(Entries supplied begins)

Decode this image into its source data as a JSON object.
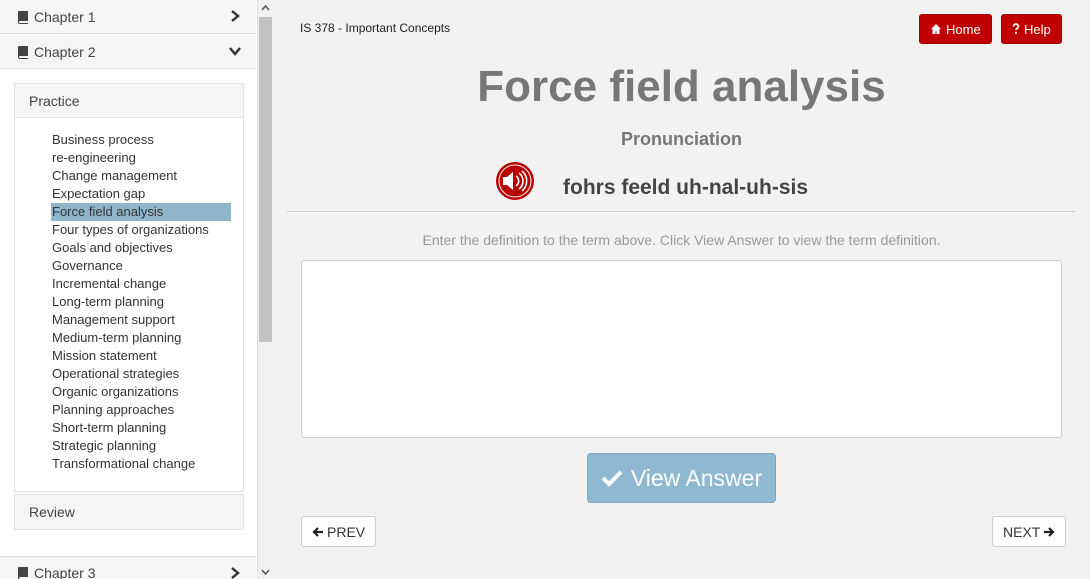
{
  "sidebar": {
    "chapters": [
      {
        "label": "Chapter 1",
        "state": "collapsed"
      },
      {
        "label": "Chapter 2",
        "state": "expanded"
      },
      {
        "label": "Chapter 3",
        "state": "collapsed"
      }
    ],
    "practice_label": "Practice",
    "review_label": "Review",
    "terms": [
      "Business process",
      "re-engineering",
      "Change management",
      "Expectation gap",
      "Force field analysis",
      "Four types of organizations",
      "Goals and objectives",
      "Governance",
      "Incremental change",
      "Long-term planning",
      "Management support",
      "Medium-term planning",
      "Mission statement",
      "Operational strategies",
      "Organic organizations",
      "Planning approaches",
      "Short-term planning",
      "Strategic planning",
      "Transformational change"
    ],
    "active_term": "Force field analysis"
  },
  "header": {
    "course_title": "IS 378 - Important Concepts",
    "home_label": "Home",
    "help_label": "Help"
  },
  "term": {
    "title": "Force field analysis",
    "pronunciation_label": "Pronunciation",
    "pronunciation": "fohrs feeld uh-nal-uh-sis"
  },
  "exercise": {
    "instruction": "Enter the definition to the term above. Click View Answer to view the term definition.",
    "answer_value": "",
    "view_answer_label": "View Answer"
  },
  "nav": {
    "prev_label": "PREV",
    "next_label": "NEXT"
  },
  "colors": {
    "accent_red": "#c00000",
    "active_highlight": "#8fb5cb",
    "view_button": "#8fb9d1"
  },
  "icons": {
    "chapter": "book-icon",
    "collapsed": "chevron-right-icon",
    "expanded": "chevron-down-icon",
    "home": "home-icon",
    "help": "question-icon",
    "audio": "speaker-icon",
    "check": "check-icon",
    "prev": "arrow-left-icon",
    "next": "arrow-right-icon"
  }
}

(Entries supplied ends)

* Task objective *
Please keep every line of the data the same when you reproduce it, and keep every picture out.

* The completed task *
Decode this image into its source data as a JSON object.
{
  "sidebar": {
    "chapters": [
      {
        "label": "Chapter 1",
        "state": "collapsed"
      },
      {
        "label": "Chapter 2",
        "state": "expanded"
      },
      {
        "label": "Chapter 3",
        "state": "collapsed"
      }
    ],
    "practice_label": "Practice",
    "review_label": "Review",
    "terms": [
      "Business process",
      "re-engineering",
      "Change management",
      "Expectation gap",
      "Force field analysis",
      "Four types of organizations",
      "Goals and objectives",
      "Governance",
      "Incremental change",
      "Long-term planning",
      "Management support",
      "Medium-term planning",
      "Mission statement",
      "Operational strategies",
      "Organic organizations",
      "Planning approaches",
      "Short-term planning",
      "Strategic planning",
      "Transformational change"
    ],
    "active_term": "Force field analysis"
  },
  "header": {
    "course_title": "IS 378 - Important Concepts",
    "home_label": "Home",
    "help_label": "Help"
  },
  "term": {
    "title": "Force field analysis",
    "pronunciation_label": "Pronunciation",
    "pronunciation": "fohrs feeld uh-nal-uh-sis"
  },
  "exercise": {
    "instruction": "Enter the definition to the term above. Click View Answer to view the term definition.",
    "answer_value": "",
    "view_answer_label": "View Answer"
  },
  "nav": {
    "prev_label": "PREV",
    "next_label": "NEXT"
  },
  "colors": {
    "accent_red": "#c00000",
    "active_highlight": "#8fb5cb",
    "view_button": "#8fb9d1"
  },
  "icons": {
    "chapter": "book-icon",
    "collapsed": "chevron-right-icon",
    "expanded": "chevron-down-icon",
    "home": "home-icon",
    "help": "question-icon",
    "audio": "speaker-icon",
    "check": "check-icon",
    "prev": "arrow-left-icon",
    "next": "arrow-right-icon"
  }
}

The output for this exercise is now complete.